[Instructions for the task]
All entries given below are to be returned word for word.

(Web page and app entries)
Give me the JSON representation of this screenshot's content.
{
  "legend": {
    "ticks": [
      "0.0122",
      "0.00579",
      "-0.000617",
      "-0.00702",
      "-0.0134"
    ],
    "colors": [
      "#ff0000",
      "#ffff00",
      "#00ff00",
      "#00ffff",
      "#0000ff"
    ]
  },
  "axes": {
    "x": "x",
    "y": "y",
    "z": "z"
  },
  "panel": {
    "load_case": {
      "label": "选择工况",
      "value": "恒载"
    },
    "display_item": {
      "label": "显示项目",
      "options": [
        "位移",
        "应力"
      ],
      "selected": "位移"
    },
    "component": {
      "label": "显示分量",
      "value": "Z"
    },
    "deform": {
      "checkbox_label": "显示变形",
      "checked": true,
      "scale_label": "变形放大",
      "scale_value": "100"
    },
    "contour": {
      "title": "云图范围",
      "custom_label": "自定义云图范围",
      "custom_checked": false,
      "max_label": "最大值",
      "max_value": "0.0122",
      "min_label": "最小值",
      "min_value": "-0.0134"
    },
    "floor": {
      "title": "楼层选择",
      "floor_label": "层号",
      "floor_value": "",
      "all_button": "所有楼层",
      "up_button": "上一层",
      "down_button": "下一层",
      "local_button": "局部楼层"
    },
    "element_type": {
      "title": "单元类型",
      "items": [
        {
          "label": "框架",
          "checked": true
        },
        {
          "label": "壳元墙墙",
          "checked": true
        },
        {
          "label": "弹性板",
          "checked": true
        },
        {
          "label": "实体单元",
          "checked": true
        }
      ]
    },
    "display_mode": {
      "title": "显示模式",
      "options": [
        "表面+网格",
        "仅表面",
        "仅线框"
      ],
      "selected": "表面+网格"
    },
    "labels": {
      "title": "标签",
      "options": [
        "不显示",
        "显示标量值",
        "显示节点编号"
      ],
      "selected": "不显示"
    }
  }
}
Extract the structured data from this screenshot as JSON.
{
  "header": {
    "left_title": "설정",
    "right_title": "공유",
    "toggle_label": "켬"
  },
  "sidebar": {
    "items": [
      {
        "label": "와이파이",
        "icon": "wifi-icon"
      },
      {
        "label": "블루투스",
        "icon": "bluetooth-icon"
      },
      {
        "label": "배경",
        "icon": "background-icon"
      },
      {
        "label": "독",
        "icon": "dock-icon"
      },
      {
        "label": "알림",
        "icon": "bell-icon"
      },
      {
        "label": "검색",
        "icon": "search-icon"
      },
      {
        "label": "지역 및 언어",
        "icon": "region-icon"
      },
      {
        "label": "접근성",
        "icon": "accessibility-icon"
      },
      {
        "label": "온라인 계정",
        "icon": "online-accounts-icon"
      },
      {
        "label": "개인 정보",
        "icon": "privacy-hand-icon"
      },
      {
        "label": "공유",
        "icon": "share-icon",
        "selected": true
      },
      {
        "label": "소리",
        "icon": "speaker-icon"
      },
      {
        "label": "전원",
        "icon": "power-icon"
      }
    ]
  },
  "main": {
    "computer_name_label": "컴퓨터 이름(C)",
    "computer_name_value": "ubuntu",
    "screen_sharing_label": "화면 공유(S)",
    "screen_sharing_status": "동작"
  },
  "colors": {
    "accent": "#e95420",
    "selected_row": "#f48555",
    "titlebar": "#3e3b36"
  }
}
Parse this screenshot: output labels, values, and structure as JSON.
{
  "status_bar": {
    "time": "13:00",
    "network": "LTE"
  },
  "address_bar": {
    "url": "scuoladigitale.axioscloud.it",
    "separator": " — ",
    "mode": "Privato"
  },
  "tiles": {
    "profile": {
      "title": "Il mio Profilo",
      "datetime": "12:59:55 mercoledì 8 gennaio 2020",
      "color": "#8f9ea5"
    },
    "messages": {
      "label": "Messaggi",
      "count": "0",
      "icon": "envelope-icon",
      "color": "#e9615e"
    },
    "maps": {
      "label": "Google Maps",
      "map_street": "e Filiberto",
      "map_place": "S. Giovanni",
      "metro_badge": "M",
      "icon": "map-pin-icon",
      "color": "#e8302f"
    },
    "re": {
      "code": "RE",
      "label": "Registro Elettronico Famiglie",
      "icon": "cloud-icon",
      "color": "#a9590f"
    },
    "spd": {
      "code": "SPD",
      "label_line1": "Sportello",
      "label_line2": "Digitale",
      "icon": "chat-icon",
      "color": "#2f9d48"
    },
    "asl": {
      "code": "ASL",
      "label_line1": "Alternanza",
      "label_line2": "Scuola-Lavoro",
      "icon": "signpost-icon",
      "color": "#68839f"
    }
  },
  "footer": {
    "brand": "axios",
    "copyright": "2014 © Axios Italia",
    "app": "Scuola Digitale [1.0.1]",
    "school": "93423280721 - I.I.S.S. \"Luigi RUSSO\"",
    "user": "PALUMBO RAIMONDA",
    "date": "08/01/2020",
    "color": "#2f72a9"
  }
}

[Exercise response]
Give me the JSON representation of this screenshot's content.
{
  "legend": {
    "ticks": [
      "0.0122",
      "0.00579",
      "-0.000617",
      "-0.00702",
      "-0.0134"
    ],
    "colors": [
      "#ff0000",
      "#ffff00",
      "#00ff00",
      "#00ffff",
      "#0000ff"
    ]
  },
  "axes": {
    "x": "x",
    "y": "y",
    "z": "z"
  },
  "panel": {
    "load_case": {
      "label": "选择工况",
      "value": "恒载"
    },
    "display_item": {
      "label": "显示项目",
      "options": [
        "位移",
        "应力"
      ],
      "selected": "位移"
    },
    "component": {
      "label": "显示分量",
      "value": "Z"
    },
    "deform": {
      "checkbox_label": "显示变形",
      "checked": true,
      "scale_label": "变形放大",
      "scale_value": "100"
    },
    "contour": {
      "title": "云图范围",
      "custom_label": "自定义云图范围",
      "custom_checked": false,
      "max_label": "最大值",
      "max_value": "0.0122",
      "min_label": "最小值",
      "min_value": "-0.0134"
    },
    "floor": {
      "title": "楼层选择",
      "floor_label": "层号",
      "floor_value": "",
      "all_button": "所有楼层",
      "up_button": "上一层",
      "down_button": "下一层",
      "local_button": "局部楼层"
    },
    "element_type": {
      "title": "单元类型",
      "items": [
        {
          "label": "框架",
          "checked": true
        },
        {
          "label": "壳元墙墙",
          "checked": true
        },
        {
          "label": "弹性板",
          "checked": true
        },
        {
          "label": "实体单元",
          "checked": true
        }
      ]
    },
    "display_mode": {
      "title": "显示模式",
      "options": [
        "表面+网格",
        "仅表面",
        "仅线框"
      ],
      "selected": "表面+网格"
    },
    "labels": {
      "title": "标签",
      "options": [
        "不显示",
        "显示标量值",
        "显示节点编号"
      ],
      "selected": "不显示"
    }
  }
}
Extract the structured data from this screenshot as JSON.
{
  "header": {
    "left_title": "설정",
    "right_title": "공유",
    "toggle_label": "켬"
  },
  "sidebar": {
    "items": [
      {
        "label": "와이파이",
        "icon": "wifi-icon"
      },
      {
        "label": "블루투스",
        "icon": "bluetooth-icon"
      },
      {
        "label": "배경",
        "icon": "background-icon"
      },
      {
        "label": "독",
        "icon": "dock-icon"
      },
      {
        "label": "알림",
        "icon": "bell-icon"
      },
      {
        "label": "검색",
        "icon": "search-icon"
      },
      {
        "label": "지역 및 언어",
        "icon": "region-icon"
      },
      {
        "label": "접근성",
        "icon": "accessibility-icon"
      },
      {
        "label": "온라인 계정",
        "icon": "online-accounts-icon"
      },
      {
        "label": "개인 정보",
        "icon": "privacy-hand-icon"
      },
      {
        "label": "공유",
        "icon": "share-icon",
        "selected": true
      },
      {
        "label": "소리",
        "icon": "speaker-icon"
      },
      {
        "label": "전원",
        "icon": "power-icon"
      }
    ]
  },
  "main": {
    "computer_name_label": "컴퓨터 이름(C)",
    "computer_name_value": "ubuntu",
    "screen_sharing_label": "화면 공유(S)",
    "screen_sharing_status": "동작"
  },
  "colors": {
    "accent": "#e95420",
    "selected_row": "#f48555",
    "titlebar": "#3e3b36"
  }
}
Parse this screenshot: output labels, values, and structure as JSON.
{
  "status_bar": {
    "time": "13:00",
    "network": "LTE"
  },
  "address_bar": {
    "url": "scuoladigitale.axioscloud.it",
    "separator": " — ",
    "mode": "Privato"
  },
  "tiles": {
    "profile": {
      "title": "Il mio Profilo",
      "datetime": "12:59:55 mercoledì 8 gennaio 2020",
      "color": "#8f9ea5"
    },
    "messages": {
      "label": "Messaggi",
      "count": "0",
      "icon": "envelope-icon",
      "color": "#e9615e"
    },
    "maps": {
      "label": "Google Maps",
      "map_street": "e Filiberto",
      "map_place": "S. Giovanni",
      "metro_badge": "M",
      "icon": "map-pin-icon",
      "color": "#e8302f"
    },
    "re": {
      "code": "RE",
      "label": "Registro Elettronico Famiglie",
      "icon": "cloud-icon",
      "color": "#a9590f"
    },
    "spd": {
      "code": "SPD",
      "label_line1": "Sportello",
      "label_line2": "Digitale",
      "icon": "chat-icon",
      "color": "#2f9d48"
    },
    "asl": {
      "code": "ASL",
      "label_line1": "Alternanza",
      "label_line2": "Scuola-Lavoro",
      "icon": "signpost-icon",
      "color": "#68839f"
    }
  },
  "footer": {
    "brand": "axios",
    "copyright": "2014 © Axios Italia",
    "app": "Scuola Digitale [1.0.1]",
    "school": "93423280721 - I.I.S.S. \"Luigi RUSSO\"",
    "user": "PALUMBO RAIMONDA",
    "date": "08/01/2020",
    "color": "#2f72a9"
  }
}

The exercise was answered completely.